<<<<

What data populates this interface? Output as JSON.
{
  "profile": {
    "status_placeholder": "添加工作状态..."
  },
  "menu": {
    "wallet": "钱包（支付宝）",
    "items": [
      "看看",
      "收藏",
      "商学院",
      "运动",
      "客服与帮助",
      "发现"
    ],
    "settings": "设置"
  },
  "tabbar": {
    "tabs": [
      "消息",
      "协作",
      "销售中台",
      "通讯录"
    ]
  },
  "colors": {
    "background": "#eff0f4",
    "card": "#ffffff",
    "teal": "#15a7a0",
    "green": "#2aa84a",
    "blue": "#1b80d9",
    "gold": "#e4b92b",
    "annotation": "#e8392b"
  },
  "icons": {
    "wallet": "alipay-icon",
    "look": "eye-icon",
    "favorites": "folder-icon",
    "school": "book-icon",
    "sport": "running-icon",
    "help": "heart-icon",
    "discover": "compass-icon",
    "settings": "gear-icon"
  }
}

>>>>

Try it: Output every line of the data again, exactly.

Solution to this task:
What data populates this interface? Output as JSON.
{
  "profile": {
    "status_placeholder": "添加工作状态..."
  },
  "menu": {
    "wallet": "钱包（支付宝）",
    "items": [
      "看看",
      "收藏",
      "商学院",
      "运动",
      "客服与帮助",
      "发现"
    ],
    "settings": "设置"
  },
  "tabbar": {
    "tabs": [
      "消息",
      "协作",
      "销售中台",
      "通讯录"
    ]
  },
  "colors": {
    "background": "#eff0f4",
    "card": "#ffffff",
    "teal": "#15a7a0",
    "green": "#2aa84a",
    "blue": "#1b80d9",
    "gold": "#e4b92b",
    "annotation": "#e8392b"
  },
  "icons": {
    "wallet": "alipay-icon",
    "look": "eye-icon",
    "favorites": "folder-icon",
    "school": "book-icon",
    "sport": "running-icon",
    "help": "heart-icon",
    "discover": "compass-icon",
    "settings": "gear-icon"
  }
}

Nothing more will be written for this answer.